## Dataset rows describing interfaces
-=-=-=-=-

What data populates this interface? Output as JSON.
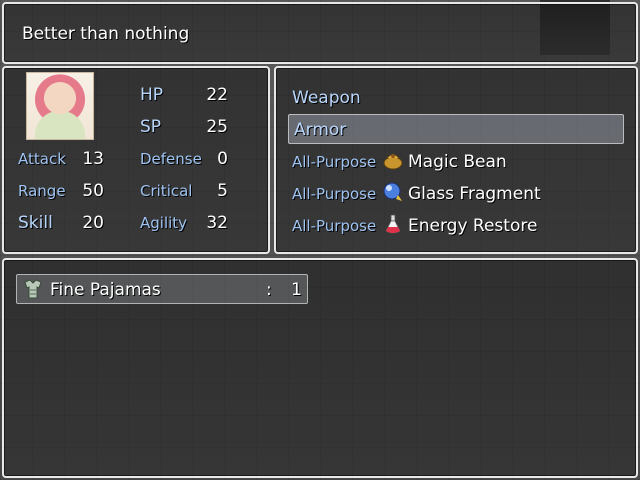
{
  "help": {
    "text": "Better than nothing"
  },
  "status": {
    "attack": {
      "label": "Attack",
      "value": "13"
    },
    "range": {
      "label": "Range",
      "value": "50"
    },
    "skill": {
      "label": "Skill",
      "value": "20"
    },
    "hp": {
      "label": "HP",
      "value": "22"
    },
    "sp": {
      "label": "SP",
      "value": "25"
    },
    "defense": {
      "label": "Defense",
      "value": "0"
    },
    "critical": {
      "label": "Critical",
      "value": "5"
    },
    "agility": {
      "label": "Agility",
      "value": "32"
    }
  },
  "categories": [
    {
      "label": "Weapon"
    },
    {
      "label": "Armor"
    }
  ],
  "items": [
    {
      "category": "All-Purpose",
      "icon": "bag-icon",
      "name": "Magic Bean"
    },
    {
      "category": "All-Purpose",
      "icon": "orb-icon",
      "name": "Glass Fragment"
    },
    {
      "category": "All-Purpose",
      "icon": "potion-icon",
      "name": "Energy Restore"
    }
  ],
  "equipment": [
    {
      "icon": "pajamas-icon",
      "name": "Fine Pajamas",
      "separator": ":",
      "count": "1"
    }
  ],
  "colors": {
    "system_text": "#9fc4f2",
    "normal_text": "#ffffff",
    "window_border": "#e8e8e8"
  }
}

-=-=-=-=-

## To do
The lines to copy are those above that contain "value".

## Response to the exercise
      "value": "13"
      "value": "50"
      "value": "20"
      "value": "22"
      "value": "25"
      "value": "0"
      "value": "5"
      "value": "32"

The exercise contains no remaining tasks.